According to Elisabeth Kubler-Ross, the five stages of grief are: denial, anger, bargaining, depression and acceptance. While each person’s grief journey is different, what I will say is that the process is never-ending. On average, I teeter between acceptance and depression. My acceptance stage rests in the notion that my mother is no longer in pain from her battle with cancer, and that as her only child, I have carried out her last wishes almost perfectly.
Her biggest wish (or should I say, command) was for me to take over, renovate and ultimately move into her home. This is the same home that my mother worked so hard to get and call her own. It was also where she took her last breath. So, when she tasked me with taking over it, I was absolutely terrified. But, I never back down from a challenge—even while grieving.
Just three short months after we said goodbye to her physically, I was welcoming a team of contractors into my new doors to begin the process of making my mother’s house my new home. It was a full-scale project: From pulling up and replacing the old carpet downstairs with new wood flooring to getting rid of the outdated popcorn ceilings to gutting the upstairs bathrooms. Despite the stress that comes with home renovations, this project was very therapeutic.
Nearly four months later, I was packing up my one-bedroom apartment to officially move into my newly remodeled abode. I’ll be honest, the first couple of weeks were rough. I cried a lot, and couldn’t sleep in the master bedroom, which was her room. I had never lived within these walls without my mother being just a few steps away, so it was weird—or at least that’s the best way I can describe it. But, surprisingly, once the holidays came around, and I was able to deck the halls with Christmas decor, a new-found wave of peace came over me. It was almost as if my mother’s spirit told me, “you can relax now, I’m here.”
Fast-forward to present day, and I am now gearing up for my third holiday season without her. Like the previous two years, I’ll probably decorate, watch The Sound of Music and maybe even bake a fun dessert—because those were things my mother appreciated. Even beyond the holidays, knowing that I honored her wishes further brings a sense of peace and acceptance to my grief process. Is it easy? Absolutely not. But I know she’s proud, which in turn makes me proud. My home is my sanctuary now. It’s where I feel closest to her. I even have photos of her and my maternal grandmother (also deceased) along the wall of my staircase. Those images serve as daily reminders that they’re indeed watching over me—and the house—and that I will be okay.

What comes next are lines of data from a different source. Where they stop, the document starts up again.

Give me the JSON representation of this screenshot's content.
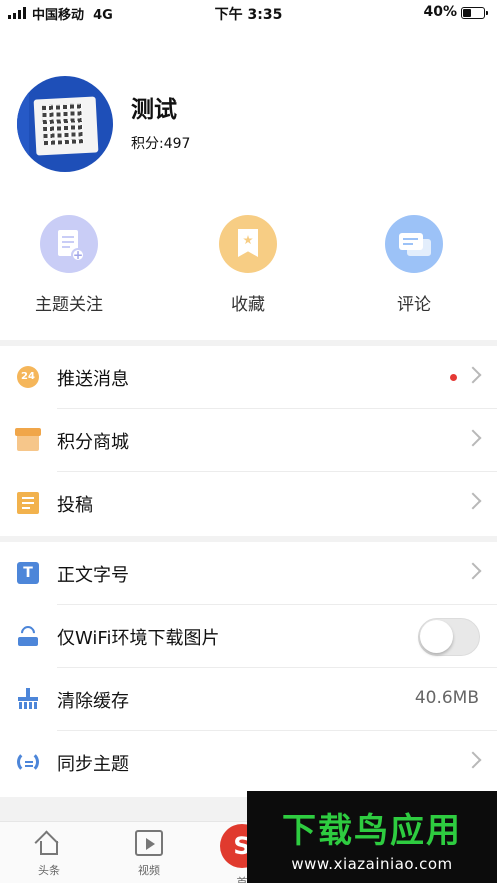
{
  "status_bar": {
    "carrier": "中国移动",
    "network": "4G",
    "time": "下午 3:35",
    "battery_percent": "40%",
    "battery_level": 0.4
  },
  "profile": {
    "name": "测试",
    "points": "积分:497"
  },
  "actions": [
    {
      "label": "主题关注",
      "icon": "document-plus-icon",
      "color": "#c9cdf6"
    },
    {
      "label": "收藏",
      "icon": "bookmark-star-icon",
      "color": "#f7cd84"
    },
    {
      "label": "评论",
      "icon": "chat-bubbles-icon",
      "color": "#9cc2f7"
    }
  ],
  "menu_group_1": [
    {
      "label": "推送消息",
      "icon": "push-24-icon",
      "icon_text": "24",
      "has_dot": true
    },
    {
      "label": "积分商城",
      "icon": "shop-icon"
    },
    {
      "label": "投稿",
      "icon": "note-icon"
    }
  ],
  "menu_group_2": [
    {
      "label": "正文字号",
      "icon": "font-size-icon",
      "icon_text": "T"
    },
    {
      "label": "仅WiFi环境下载图片",
      "icon": "wifi-router-icon",
      "toggle": false
    },
    {
      "label": "清除缓存",
      "icon": "broom-icon",
      "value": "40.6MB"
    },
    {
      "label": "同步主题",
      "icon": "sync-icon"
    }
  ],
  "tabbar": {
    "tabs": [
      {
        "label": "头条",
        "icon": "home-icon"
      },
      {
        "label": "视频",
        "icon": "video-icon"
      },
      {
        "label": "首",
        "icon": "app-home-red-icon"
      }
    ]
  },
  "watermark": {
    "title": "下载鸟应用",
    "url": "www.xiazainiao.com"
  },
  "colors": {
    "accent_blue": "#4d86d9",
    "red_dot": "#e53935",
    "watermark_green": "#2ecc40"
  }
}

Of course, my experience isn’t necessarily the same for others. In fact, as I was reflecting on my own journey, I spoke with a few of my close friends on how they handle holiday grief after losing a parent.

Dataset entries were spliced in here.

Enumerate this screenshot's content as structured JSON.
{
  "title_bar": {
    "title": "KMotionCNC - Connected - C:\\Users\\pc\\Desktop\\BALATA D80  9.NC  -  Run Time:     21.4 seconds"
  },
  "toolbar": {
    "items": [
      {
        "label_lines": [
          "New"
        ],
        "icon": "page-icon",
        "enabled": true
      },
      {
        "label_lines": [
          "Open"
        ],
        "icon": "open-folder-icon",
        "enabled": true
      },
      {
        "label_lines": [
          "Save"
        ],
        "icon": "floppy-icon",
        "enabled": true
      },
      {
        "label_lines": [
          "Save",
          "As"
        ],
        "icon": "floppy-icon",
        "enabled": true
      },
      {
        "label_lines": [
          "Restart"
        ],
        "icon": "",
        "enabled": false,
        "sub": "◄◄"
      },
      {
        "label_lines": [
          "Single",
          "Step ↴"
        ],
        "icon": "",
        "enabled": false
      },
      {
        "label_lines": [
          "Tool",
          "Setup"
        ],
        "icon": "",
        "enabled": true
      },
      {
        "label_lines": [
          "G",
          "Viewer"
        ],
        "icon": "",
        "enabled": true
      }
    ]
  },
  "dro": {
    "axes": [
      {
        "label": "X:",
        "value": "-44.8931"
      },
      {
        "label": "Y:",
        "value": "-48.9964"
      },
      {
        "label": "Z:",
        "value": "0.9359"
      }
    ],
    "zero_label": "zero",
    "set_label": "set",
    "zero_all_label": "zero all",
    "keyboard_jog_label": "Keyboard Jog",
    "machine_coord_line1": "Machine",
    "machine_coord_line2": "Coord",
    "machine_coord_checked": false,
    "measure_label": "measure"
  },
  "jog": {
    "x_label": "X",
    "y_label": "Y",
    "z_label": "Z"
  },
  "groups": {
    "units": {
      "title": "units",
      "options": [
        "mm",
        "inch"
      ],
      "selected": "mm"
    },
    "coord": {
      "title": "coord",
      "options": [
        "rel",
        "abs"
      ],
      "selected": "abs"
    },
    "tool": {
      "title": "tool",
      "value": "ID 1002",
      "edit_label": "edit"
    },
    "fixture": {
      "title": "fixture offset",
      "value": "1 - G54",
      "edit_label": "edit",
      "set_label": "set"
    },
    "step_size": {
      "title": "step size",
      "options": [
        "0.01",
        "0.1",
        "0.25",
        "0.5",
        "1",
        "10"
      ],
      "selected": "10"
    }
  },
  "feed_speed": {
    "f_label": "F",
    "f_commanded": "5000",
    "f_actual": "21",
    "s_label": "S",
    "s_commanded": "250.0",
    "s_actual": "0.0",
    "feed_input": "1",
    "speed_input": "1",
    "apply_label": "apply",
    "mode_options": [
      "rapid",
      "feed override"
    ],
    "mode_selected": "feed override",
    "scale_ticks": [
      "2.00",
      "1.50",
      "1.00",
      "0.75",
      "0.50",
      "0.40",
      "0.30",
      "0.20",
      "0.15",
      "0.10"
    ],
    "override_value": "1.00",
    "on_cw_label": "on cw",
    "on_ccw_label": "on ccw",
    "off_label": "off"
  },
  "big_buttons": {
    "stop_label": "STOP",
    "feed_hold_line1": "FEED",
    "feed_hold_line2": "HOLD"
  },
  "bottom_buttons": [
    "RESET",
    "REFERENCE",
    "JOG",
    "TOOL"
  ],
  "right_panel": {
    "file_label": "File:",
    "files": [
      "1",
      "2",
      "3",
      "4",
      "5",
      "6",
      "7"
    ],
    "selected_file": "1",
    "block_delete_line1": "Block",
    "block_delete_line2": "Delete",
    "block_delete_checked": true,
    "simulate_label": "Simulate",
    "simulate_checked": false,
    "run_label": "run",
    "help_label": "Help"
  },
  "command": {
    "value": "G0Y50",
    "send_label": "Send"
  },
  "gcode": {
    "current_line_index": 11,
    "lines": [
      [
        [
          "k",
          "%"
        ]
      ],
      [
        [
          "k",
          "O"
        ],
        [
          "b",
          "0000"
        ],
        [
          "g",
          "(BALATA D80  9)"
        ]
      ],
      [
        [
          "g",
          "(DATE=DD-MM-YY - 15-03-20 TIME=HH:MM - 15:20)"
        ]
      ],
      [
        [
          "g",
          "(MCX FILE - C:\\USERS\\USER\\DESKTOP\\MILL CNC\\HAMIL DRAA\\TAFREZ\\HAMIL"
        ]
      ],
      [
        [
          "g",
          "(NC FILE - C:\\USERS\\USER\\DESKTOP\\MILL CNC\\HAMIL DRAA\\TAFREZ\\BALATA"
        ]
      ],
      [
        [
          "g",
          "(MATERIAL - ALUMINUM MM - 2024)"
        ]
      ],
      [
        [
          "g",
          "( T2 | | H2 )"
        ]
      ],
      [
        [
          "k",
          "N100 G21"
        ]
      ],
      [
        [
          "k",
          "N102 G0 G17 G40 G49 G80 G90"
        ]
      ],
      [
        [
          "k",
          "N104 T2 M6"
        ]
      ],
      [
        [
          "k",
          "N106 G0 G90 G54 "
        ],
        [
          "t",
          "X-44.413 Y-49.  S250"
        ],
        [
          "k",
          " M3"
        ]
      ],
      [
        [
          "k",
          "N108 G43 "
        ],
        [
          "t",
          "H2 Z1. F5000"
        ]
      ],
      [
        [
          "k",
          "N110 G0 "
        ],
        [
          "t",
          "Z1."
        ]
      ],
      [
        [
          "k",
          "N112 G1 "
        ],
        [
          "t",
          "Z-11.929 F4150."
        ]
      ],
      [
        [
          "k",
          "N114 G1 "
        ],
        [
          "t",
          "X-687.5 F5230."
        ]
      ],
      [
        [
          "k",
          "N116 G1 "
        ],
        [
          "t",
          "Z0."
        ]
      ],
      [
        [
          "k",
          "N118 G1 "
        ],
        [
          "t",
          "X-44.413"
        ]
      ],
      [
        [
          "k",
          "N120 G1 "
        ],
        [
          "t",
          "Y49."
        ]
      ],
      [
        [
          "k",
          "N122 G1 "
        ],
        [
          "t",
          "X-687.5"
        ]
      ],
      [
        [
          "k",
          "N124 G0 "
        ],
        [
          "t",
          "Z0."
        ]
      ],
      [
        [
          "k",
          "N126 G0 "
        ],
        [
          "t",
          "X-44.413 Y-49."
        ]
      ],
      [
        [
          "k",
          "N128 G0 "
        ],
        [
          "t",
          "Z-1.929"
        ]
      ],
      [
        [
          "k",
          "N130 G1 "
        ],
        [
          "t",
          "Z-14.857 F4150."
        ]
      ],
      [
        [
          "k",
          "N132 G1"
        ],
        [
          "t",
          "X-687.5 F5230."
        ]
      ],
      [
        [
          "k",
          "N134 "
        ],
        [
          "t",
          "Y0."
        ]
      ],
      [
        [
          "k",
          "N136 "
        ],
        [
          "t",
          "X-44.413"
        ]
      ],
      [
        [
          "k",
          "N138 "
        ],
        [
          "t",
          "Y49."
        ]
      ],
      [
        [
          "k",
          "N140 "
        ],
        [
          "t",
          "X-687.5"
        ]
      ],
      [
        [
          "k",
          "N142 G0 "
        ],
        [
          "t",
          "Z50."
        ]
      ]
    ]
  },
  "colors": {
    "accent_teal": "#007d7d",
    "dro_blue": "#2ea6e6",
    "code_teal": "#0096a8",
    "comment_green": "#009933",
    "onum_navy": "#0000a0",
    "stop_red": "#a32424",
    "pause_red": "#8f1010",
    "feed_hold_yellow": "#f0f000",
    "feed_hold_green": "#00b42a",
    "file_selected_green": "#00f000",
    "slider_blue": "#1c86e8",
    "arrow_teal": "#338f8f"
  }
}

“When it comes to handling my grief during the holidays, I’m all over the place,” North Carolina A&T State University Admissions Director of Undergraduate Admissions Dominique Harrison shares. “Some days I try to stay busy or submerge myself in sleep or TV.”
Harrison lost his father in 2019, and like me, the holiday season is filled with a rollercoaster of emotions. On one hand, he feels joy while gathering with family as they reminisce about their time with him. And, then, there are those moments of solitude when the tears almost unexpectedly flow.

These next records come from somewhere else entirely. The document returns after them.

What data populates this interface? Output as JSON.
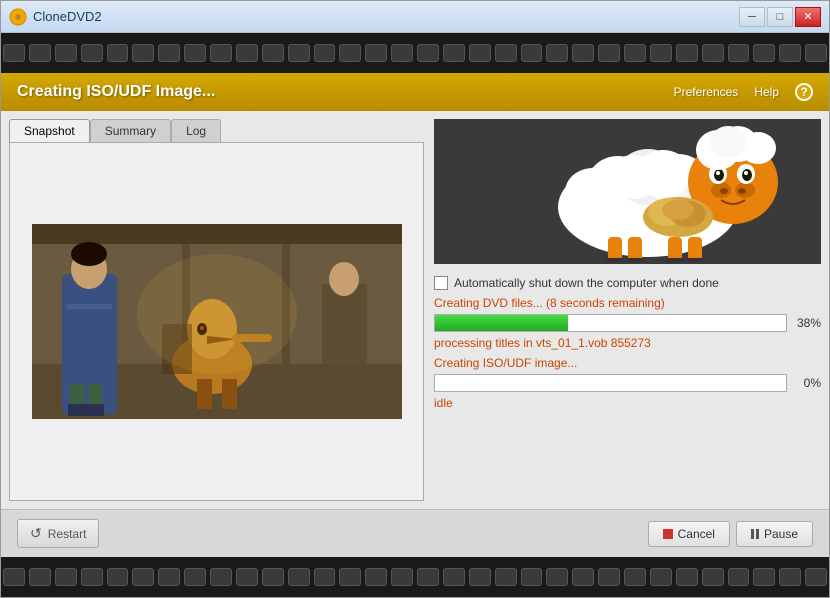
{
  "window": {
    "title": "CloneDVD2",
    "icon": "dvd-icon"
  },
  "titlebar": {
    "title": "CloneDVD2",
    "minimize_label": "─",
    "maximize_label": "□",
    "close_label": "✕"
  },
  "header": {
    "title": "Creating ISO/UDF Image...",
    "preferences_label": "Preferences",
    "help_label": "Help",
    "help_icon": "?"
  },
  "tabs": [
    {
      "label": "Snapshot",
      "active": true
    },
    {
      "label": "Summary",
      "active": false
    },
    {
      "label": "Log",
      "active": false
    }
  ],
  "controls": {
    "auto_shutdown_label": "Automatically shut down the computer when done",
    "auto_shutdown_checked": false
  },
  "progress1": {
    "label": "Creating DVD files... (8 seconds remaining)",
    "percent": 38,
    "percent_label": "38%"
  },
  "progress2": {
    "label": "Creating ISO/UDF image...",
    "status": "processing titles in vts_01_1.vob 855273",
    "percent": 0,
    "percent_label": "0%"
  },
  "idle_text": "idle",
  "buttons": {
    "restart_label": "Restart",
    "cancel_label": "Cancel",
    "pause_label": "Pause"
  },
  "filmstrip": {
    "hole_count": 32
  }
}
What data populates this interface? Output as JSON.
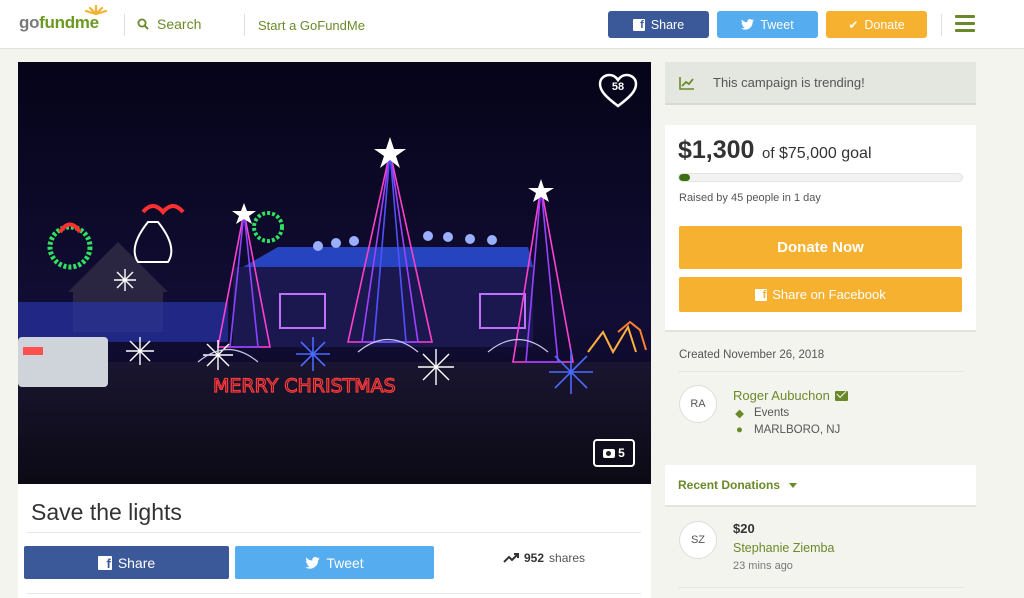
{
  "header": {
    "logo_part1": "go",
    "logo_part2": "fundme",
    "search_label": "Search",
    "start_label": "Start a GoFundMe",
    "share_label": "Share",
    "tweet_label": "Tweet",
    "donate_label": "Donate",
    "brand_color": "#6a9a1f",
    "facebook_color": "#3b5998",
    "twitter_color": "#55acee",
    "donate_color": "#f6b130"
  },
  "hero": {
    "likes": "58",
    "photo_count": "5",
    "sign_text": "MERRY CHRISTMAS"
  },
  "campaign": {
    "title": "Save the lights",
    "share_label": "Share",
    "tweet_label": "Tweet",
    "shares_count": "952",
    "shares_label": "shares"
  },
  "trending": {
    "text": "This campaign is trending!"
  },
  "donation": {
    "amount": "$1,300",
    "of": "of",
    "goal": "$75,000 goal",
    "progress_fraction": 0.017,
    "raised_text": "Raised by 45 people in 1 day",
    "donate_now": "Donate Now",
    "share_facebook": "Share on Facebook"
  },
  "organizer": {
    "created": "Created November 26, 2018",
    "initials": "RA",
    "name": "Roger Aubuchon",
    "category": "Events",
    "location": "MARLBORO, NJ"
  },
  "recent": {
    "label": "Recent Donations",
    "donations": [
      {
        "initials": "SZ",
        "amount": "$20",
        "name": "Stephanie Ziemba",
        "time": "23 mins ago"
      }
    ]
  }
}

“The best way I handle [grief] is by being around family, remembering [my father, grandfather and grandmother], honoring them and laughing about the good times I shared with them,” he adds. “When I’m alone, I try to remember the more intimate moments. With my dad, that means those times we would watch or talk about sports together, me listening to him talk about playing against Oscar Robertson in high school or those moments when he would joke with my mom about taking him back. That always makes me laugh.”
For Dontaira Terrell, the holidays can be a little more emotional as it was also her mom’s favorite holiday. The season is a very real reminder of the void that now remains.
“Since my mom’s passing, the holiday season always brings a range of emotions,” says Terrell. “Some days, I am fully engulfed in the holiday spirit, and there are other days on the opposite end of the spectrum when I want to lay in bed all day and do absolutely nothing because the pain of loss runs so deep. To think this was one of my mom’s favorite times of the year, and she isn’t physically here to celebrate with us, is gut-wrenching. Ironically, whenever I feel uneasy, I believe she sends little signs and reminders to let me know she isn’t too far away.”
Rather than letting her grief carry over into a new calendar year, she has implemented her own tradition to serve as an emotional cleanse.
“To end the year, I also write a love letter to my mom, and it helps me to let out a good cry so that I won’t carry those heavy emotions into the New Year. I’ve realized some are tears of joy, some are sadness, and others were buried and needed to be released.”
No matter where you are in your grief journey this holiday season, just remember, there’s never a right or wrong way to feel what you feel. As my former therapist always reiterated, you should “always feel your feels” whenever they hit you. Whether that means getting in a good cry during a moment of sadness, hitting the gym for a tough workout when you’re angry, or simply sitting with your memories and letting them carry you.